Archive for Wednesday, May 15, 1996


May 15, 1996


Every year that I've put eggplant out in my garden I've done little more than make a sacrificial offering to the flea beetle gods. This year, I've sworn, will be different.

As the weather allows me to plant more vegetables in the garden, I'm also setting aside room for flowers and herbs. The idea is not only to add variety to my garden landscape but also to make use of the plants' ability to either repel or attract various insects.

With a little thought, it's fairly easy to create an environment that is uninviting to destructive insects but accommodating to their predators.

For instance, I've proven to my satisfaction that interplanting basil with tomatoes discourages the onslaught of tomato hornworms. The same aroma that I find seductive is repulsive to that particular nemesis.

I am applying the same strategy this year with my eggplant in hopes of short-circuiting its special magnetism for flea beetles. In this case the repellent is mint, which will be set in closed-bottom pots around the eggplants.

To appreciate my smugness about this, it's helpful to have experienced the profound dismay of discovering that flea beetles have ravaged your eggplant. They cause their destruction by biting small holes in the leaves, which eventually look like they've been used for shotgun target practice.

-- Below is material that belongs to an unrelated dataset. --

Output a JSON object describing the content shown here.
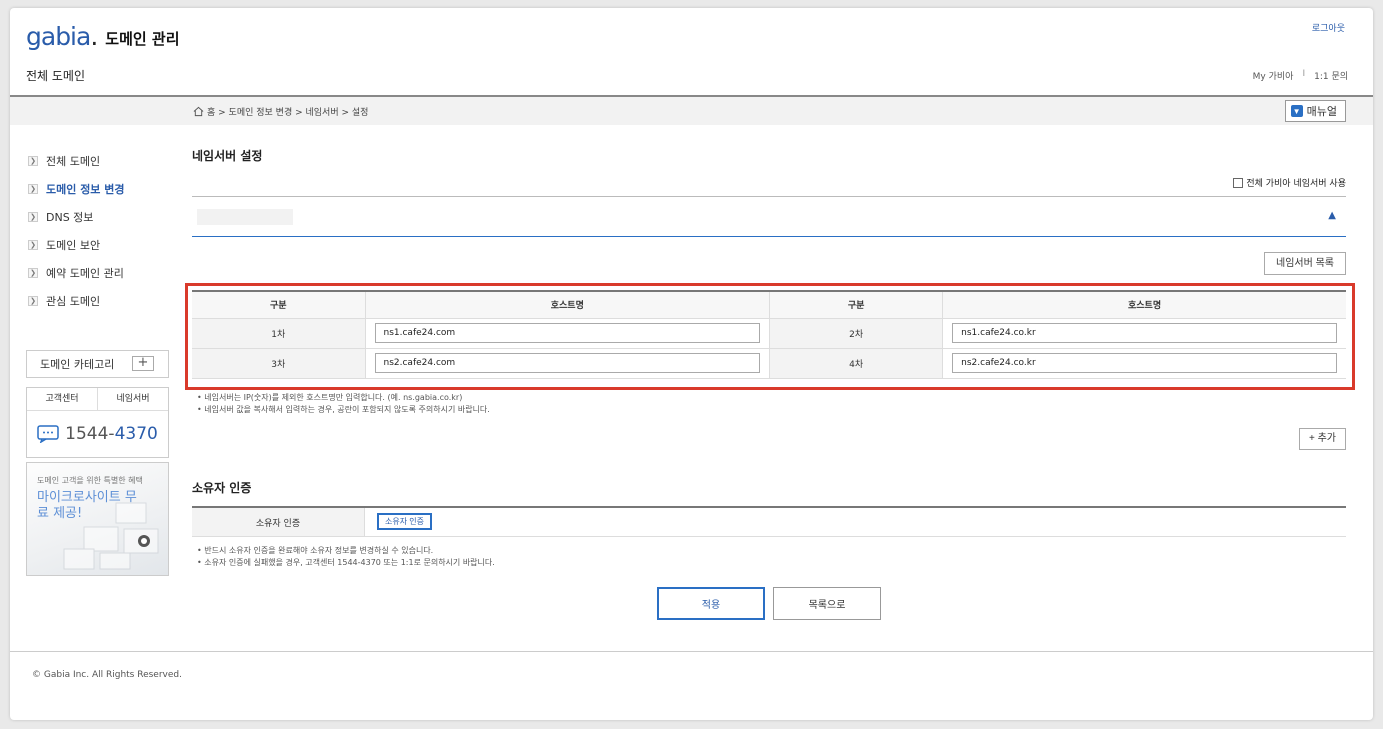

Because mint is invasive, it's wise not to plant it directly in the garden. Catnip, a member of the mint family, also is reputed to be inhospitable to flea beetles but it, of course, has the distinction of being particularly attractive to cats. Fear of luring every feline within miles to roll in my garden keeps me from trying this alternative.

In past years I've tried in vain to battle flea beetles with pyrethrum and rotenone, two naturally occurring insecticides. Any results have been short-lived, and continuous treatment is required. This can become expensive.

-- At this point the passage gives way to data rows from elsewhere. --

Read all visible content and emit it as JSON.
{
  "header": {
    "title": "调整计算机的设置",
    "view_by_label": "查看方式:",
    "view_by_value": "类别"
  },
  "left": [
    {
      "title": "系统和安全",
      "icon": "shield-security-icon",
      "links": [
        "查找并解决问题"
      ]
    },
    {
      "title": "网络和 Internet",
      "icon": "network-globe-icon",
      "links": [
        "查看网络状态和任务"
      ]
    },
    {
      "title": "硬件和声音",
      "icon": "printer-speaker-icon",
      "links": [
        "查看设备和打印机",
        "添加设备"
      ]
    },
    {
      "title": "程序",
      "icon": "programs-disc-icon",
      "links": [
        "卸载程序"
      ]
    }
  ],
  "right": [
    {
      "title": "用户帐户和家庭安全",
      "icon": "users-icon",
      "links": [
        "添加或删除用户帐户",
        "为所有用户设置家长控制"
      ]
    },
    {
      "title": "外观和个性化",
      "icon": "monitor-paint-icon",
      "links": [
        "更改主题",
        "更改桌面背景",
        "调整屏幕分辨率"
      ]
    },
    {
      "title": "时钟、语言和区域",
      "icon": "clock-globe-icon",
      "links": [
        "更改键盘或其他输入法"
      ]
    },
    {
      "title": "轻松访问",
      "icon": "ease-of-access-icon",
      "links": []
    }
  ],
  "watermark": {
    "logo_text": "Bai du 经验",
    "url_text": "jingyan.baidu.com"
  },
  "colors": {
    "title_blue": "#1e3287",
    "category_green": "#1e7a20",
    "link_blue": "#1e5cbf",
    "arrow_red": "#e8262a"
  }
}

I've also used rotenone and pyrethrum on Mexican bean beetles, which chew larger holes in the leaves of bean plants. Although I've enjoyed more success using natural poisons to battle this pest, I always prefer a nontoxic alternative if there is one.

Even if you don't mind using pesticides, avoiding them means you won't inadvertently kill beneficial insects and upset the balance in your garden.

In the case of my beans, I'll be planting summer savory among the rows to make them less inviting to the yellow and green spotted beetles that have arrived every year.

In addition to using herbs here and there, I established three small flower beds in my garden last year and have seeded sunflowers around the perimeter. My objective is to attract an army of bees to speed pollination, as well as lady bugs to eat aphids and parasitic wasps to zap caterpillars and other destructive insects.

In filling these beds, I choose plants with shallow flowers such as zinnias and yarrow, which are accessible to insects with small mouth parts, a description that fits many predators, but not to those that chew leaves.

Companion planting isn't fool-proof and it may be only a partial solution. However, there's good reason to incorporate this strategy into garden planning, particularly if you might be growing a beneficial herb somewhere else.

Here's a list of herbs and the insects they're known to repel:

  • Artemesia: flea beetles, cabbage worms
  • Scented marigold: asparagus beetles. The roots of French marigolds (Tagetes patula) also emit a scent that repels nematodes, which makes them a good companion plant for carrots and root crops.
  • Coriander: aphids
  • Mint: aphids, cabbage pests, flea beetles
  • Catnip: ants, flea beetles
  • Basils: flies, some worms and caterpillars
  • Anise: aphids
  • Tansy: Japanese beetles, ants, flies
  • Rue: Japanese beetles

Commenting has been disabled for this item.